(Kitsap Sun) --- On Tuesday Kitsap County Superior Court Judge Jeanette Dalton sentenced David Kalac to 82 years in prison after a jury convicted him last month of first-degree murder for strangling and posting gruesome photos of his ex girlfriend Amber Coplin to the internet.
Before Dalton announced Kalac’s sentence, she urged him to better himself while in prison.
“There’s consequences, and you have to suffer that consequence,” Dalton told Kalac, 35, who nodded as she spoke to him. “I hope you choose life.”
Just before hearing his sentence for what have been called the “4chan murder,” named after the website Kalac posted the photos, Kalac apologized.
“The only thing I can say is, I am sorry and I will never forgive myself,” Kalac said during the emotional hearing, where Coplin’s loved ones wore purple in her honor and wept as they described their grief to Dalton.
A juror also attended the sentencing, and said he believes the jury reached the correct verdict.
At trial, Kalac did not deny he killed Coplin, but argued that he was in the throes of severe alcoholism and remembered neither the lead up to Coplin’s death nor his actions immediately afterward. Following Coplin’s death, Kalac wrote messages on the walls of her room and her body, then on Nov. 4, 2014, posted the photos to the website. He surrendered to police the next day after fleeing to Oregon.
His attorneys argued that he was incapable of premeditation and should have been convicted of second-degree murder or a lesser crime, such as first-degree manslaughter.
“I understand the doubts,” Kalac wrote on the internet site, where he said Coplin fought him as he killed her and that he planned to "commit suicide by cop." “Just check the f------ news.”
Dalton remarked that she had never seen a homicide like Coplin’s because of Kalac posting the crime scene photos. Coplin’s family saw them, including at least one of her children, and despite 4chan removing them from its site, they remain widely available on the internet. Dalton said the indignity shown Coplin will hinder the healing of Coplin’s loved ones, the community and the world.
“It will never go away,” said Ione George, the lead prosecutor on the case, while asking Dalton to give Kalac an effective life sentence. “The impact on this family and this world will never go away.”
To account for the posting of the photos, and for knowingly leaving Coplin’s body where Kalac knew her son would find her, prosecutors added aggravators to the charge -- one for a foreseeable impact beyond the victim of his crime and another for showing an egregious lack of remorse.
Jurors convicted Kalac on the aggravators as well. This allowed Dalton to sentence him in excess of the maximum sentence for which he would have been eligible, 41 years. Dalton effectively doubled that sentence.
Kalac’s lead attorney, Adrian Pimentel, argued that doubling the sentence was “tantamount” to a sentence for killing two people and asked Dalton to impose a sentence of 45 years.
“As heinous as it was to post the photos on the internet, it is not the same as killing someone,” Pimentel said.

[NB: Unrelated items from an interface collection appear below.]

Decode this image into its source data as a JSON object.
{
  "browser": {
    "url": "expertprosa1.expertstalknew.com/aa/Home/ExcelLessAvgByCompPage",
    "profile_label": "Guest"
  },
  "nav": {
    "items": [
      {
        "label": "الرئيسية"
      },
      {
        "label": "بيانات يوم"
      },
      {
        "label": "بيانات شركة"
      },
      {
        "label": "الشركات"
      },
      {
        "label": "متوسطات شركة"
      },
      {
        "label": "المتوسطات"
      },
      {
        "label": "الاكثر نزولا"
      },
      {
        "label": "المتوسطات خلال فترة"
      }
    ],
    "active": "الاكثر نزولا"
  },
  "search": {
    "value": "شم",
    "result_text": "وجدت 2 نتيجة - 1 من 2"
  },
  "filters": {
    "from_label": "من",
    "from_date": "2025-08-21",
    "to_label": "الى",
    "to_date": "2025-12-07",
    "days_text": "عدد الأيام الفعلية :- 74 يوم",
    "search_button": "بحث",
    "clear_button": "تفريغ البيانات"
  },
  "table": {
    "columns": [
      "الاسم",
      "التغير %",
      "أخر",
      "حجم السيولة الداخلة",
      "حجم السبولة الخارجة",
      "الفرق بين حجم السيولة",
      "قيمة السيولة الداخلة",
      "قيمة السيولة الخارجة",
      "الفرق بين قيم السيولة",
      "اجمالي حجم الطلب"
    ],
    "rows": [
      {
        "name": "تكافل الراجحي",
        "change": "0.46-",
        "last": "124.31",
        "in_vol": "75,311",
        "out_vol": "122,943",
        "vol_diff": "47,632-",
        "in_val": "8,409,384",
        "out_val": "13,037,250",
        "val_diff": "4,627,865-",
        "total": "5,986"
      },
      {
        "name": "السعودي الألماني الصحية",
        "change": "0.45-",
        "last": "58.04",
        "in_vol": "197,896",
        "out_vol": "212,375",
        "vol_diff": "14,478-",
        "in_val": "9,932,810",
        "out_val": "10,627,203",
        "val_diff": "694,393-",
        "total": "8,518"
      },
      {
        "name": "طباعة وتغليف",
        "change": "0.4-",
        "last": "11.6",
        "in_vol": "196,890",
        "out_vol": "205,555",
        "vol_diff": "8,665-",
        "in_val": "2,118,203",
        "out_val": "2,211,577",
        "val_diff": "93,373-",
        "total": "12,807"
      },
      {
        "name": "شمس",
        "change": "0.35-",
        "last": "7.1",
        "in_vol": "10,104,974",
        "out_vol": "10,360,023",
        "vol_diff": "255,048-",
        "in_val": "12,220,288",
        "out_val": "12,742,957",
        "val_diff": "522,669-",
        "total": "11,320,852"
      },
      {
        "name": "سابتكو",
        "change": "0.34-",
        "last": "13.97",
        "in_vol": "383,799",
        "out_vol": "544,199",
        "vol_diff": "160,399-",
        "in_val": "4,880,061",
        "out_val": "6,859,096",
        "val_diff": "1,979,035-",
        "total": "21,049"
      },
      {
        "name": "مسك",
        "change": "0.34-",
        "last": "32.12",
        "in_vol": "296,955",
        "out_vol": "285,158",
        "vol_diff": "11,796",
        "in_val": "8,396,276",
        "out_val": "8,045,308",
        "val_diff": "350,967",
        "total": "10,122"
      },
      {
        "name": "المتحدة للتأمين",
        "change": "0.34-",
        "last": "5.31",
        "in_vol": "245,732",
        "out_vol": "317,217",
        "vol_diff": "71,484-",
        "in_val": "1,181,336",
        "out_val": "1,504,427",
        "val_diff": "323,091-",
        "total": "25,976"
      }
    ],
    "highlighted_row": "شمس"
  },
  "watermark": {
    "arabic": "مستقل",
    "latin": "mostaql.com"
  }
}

Kalac will appeal.
Coplin’s loved ones described the loss as losing part of their lives, their bodies and their hearts.
“Those pictures will forever haunt me,” one of Coplin’s sons wrote in a letter to Dalton.
Rebecca Coplin, grandmother to Coplin’s five children, said Coplin’s youngest son still watches out the window for his mother to come take him to the park and that sometimes the boys still wake up screaming in the night.
“Please make sure this person doesn’t have the chance to hurt these boys ever again,” Rebecca Coplin said.
Lori Kalac, David Kalac’s aunt, told Dalton that alcoholism, domestic violence and mental illness have real consequences and that her family’s hearts to go out those affected.
“My hope is that something positive can come out of this nightmare,” she said.
One of the jurors on the seven-week trial, who spoke to the Kitsap Sun with the understanding that his name would not be published, said he attended the sentencing, “Just to be there and have a sense of completion.”
The juror said he approached Kalac’s alcoholism defense, so-called “diminished capacity,” with an open mind, but was ultimately unpersuaded. The crux of the first-degree murder charge is premeditation, which in state law is defined as occurring over “more than a moment in point of time.”
Prosecutors argued that evidence showed Kalac first strangled Coplin with his hands, then a ligature.
“He said himself that he put his hands around her neck, then there were rope marks,” the juror said. “That was enough (to convict.)”